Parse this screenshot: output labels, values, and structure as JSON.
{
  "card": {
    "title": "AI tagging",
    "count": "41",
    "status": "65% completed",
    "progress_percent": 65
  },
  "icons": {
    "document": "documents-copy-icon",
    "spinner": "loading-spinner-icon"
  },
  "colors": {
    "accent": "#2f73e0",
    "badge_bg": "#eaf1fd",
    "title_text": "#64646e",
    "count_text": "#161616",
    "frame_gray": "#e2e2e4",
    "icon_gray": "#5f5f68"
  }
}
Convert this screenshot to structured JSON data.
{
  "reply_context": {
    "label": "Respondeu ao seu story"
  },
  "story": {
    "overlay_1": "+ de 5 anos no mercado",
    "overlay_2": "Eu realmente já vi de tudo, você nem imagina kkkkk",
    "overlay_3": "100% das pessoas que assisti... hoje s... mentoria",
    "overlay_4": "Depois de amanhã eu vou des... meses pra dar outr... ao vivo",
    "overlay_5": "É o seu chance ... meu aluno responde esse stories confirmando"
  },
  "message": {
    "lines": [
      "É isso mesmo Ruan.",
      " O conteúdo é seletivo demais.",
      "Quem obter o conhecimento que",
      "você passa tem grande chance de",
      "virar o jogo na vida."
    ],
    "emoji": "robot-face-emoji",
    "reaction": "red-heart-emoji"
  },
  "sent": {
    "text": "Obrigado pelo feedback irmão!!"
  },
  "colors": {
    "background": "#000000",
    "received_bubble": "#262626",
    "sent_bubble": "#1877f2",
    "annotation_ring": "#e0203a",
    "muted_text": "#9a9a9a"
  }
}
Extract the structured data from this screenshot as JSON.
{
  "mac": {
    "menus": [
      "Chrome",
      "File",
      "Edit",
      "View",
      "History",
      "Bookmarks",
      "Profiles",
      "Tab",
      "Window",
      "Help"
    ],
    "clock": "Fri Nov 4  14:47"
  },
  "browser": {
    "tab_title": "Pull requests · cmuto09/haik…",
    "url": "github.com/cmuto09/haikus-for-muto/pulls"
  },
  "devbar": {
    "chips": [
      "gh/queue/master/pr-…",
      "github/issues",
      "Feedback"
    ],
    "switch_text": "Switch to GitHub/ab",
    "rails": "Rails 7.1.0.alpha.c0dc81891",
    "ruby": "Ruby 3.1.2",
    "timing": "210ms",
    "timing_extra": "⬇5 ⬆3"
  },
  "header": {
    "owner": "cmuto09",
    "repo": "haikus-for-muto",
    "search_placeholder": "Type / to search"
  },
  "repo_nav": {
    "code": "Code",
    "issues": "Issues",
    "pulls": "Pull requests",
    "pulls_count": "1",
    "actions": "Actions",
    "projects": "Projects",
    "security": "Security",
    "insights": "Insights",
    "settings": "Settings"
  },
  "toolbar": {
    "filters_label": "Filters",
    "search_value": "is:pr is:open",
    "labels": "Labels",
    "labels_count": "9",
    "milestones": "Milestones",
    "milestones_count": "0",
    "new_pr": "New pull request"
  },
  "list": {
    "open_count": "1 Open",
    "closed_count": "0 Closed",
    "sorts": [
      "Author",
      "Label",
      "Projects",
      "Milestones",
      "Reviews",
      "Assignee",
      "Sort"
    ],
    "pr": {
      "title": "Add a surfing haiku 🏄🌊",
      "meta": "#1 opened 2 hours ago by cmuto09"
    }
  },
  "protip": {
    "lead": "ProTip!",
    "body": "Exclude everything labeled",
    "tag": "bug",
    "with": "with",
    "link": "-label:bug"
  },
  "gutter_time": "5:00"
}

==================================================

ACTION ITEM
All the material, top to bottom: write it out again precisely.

ANSWER SPACE
Parse this screenshot: output labels, values, and structure as JSON.
{
  "card": {
    "title": "AI tagging",
    "count": "41",
    "status": "65% completed",
    "progress_percent": 65
  },
  "icons": {
    "document": "documents-copy-icon",
    "spinner": "loading-spinner-icon"
  },
  "colors": {
    "accent": "#2f73e0",
    "badge_bg": "#eaf1fd",
    "title_text": "#64646e",
    "count_text": "#161616",
    "frame_gray": "#e2e2e4",
    "icon_gray": "#5f5f68"
  }
}
Convert this screenshot to structured JSON data.
{
  "reply_context": {
    "label": "Respondeu ao seu story"
  },
  "story": {
    "overlay_1": "+ de 5 anos no mercado",
    "overlay_2": "Eu realmente já vi de tudo, você nem imagina kkkkk",
    "overlay_3": "100% das pessoas que assisti... hoje s... mentoria",
    "overlay_4": "Depois de amanhã eu vou des... meses pra dar outr... ao vivo",
    "overlay_5": "É o seu chance ... meu aluno responde esse stories confirmando"
  },
  "message": {
    "lines": [
      "É isso mesmo Ruan.",
      " O conteúdo é seletivo demais.",
      "Quem obter o conhecimento que",
      "você passa tem grande chance de",
      "virar o jogo na vida."
    ],
    "emoji": "robot-face-emoji",
    "reaction": "red-heart-emoji"
  },
  "sent": {
    "text": "Obrigado pelo feedback irmão!!"
  },
  "colors": {
    "background": "#000000",
    "received_bubble": "#262626",
    "sent_bubble": "#1877f2",
    "annotation_ring": "#e0203a",
    "muted_text": "#9a9a9a"
  }
}
Extract the structured data from this screenshot as JSON.
{
  "mac": {
    "menus": [
      "Chrome",
      "File",
      "Edit",
      "View",
      "History",
      "Bookmarks",
      "Profiles",
      "Tab",
      "Window",
      "Help"
    ],
    "clock": "Fri Nov 4  14:47"
  },
  "browser": {
    "tab_title": "Pull requests · cmuto09/haik…",
    "url": "github.com/cmuto09/haikus-for-muto/pulls"
  },
  "devbar": {
    "chips": [
      "gh/queue/master/pr-…",
      "github/issues",
      "Feedback"
    ],
    "switch_text": "Switch to GitHub/ab",
    "rails": "Rails 7.1.0.alpha.c0dc81891",
    "ruby": "Ruby 3.1.2",
    "timing": "210ms",
    "timing_extra": "⬇5 ⬆3"
  },
  "header": {
    "owner": "cmuto09",
    "repo": "haikus-for-muto",
    "search_placeholder": "Type / to search"
  },
  "repo_nav": {
    "code": "Code",
    "issues": "Issues",
    "pulls": "Pull requests",
    "pulls_count": "1",
    "actions": "Actions",
    "projects": "Projects",
    "security": "Security",
    "insights": "Insights",
    "settings": "Settings"
  },
  "toolbar": {
    "filters_label": "Filters",
    "search_value": "is:pr is:open",
    "labels": "Labels",
    "labels_count": "9",
    "milestones": "Milestones",
    "milestones_count": "0",
    "new_pr": "New pull request"
  },
  "list": {
    "open_count": "1 Open",
    "closed_count": "0 Closed",
    "sorts": [
      "Author",
      "Label",
      "Projects",
      "Milestones",
      "Reviews",
      "Assignee",
      "Sort"
    ],
    "pr": {
      "title": "Add a surfing haiku 🏄🌊",
      "meta": "#1 opened 2 hours ago by cmuto09"
    }
  },
  "protip": {
    "lead": "ProTip!",
    "body": "Exclude everything labeled",
    "tag": "bug",
    "with": "with",
    "link": "-label:bug"
  },
  "gutter_time": "5:00"
}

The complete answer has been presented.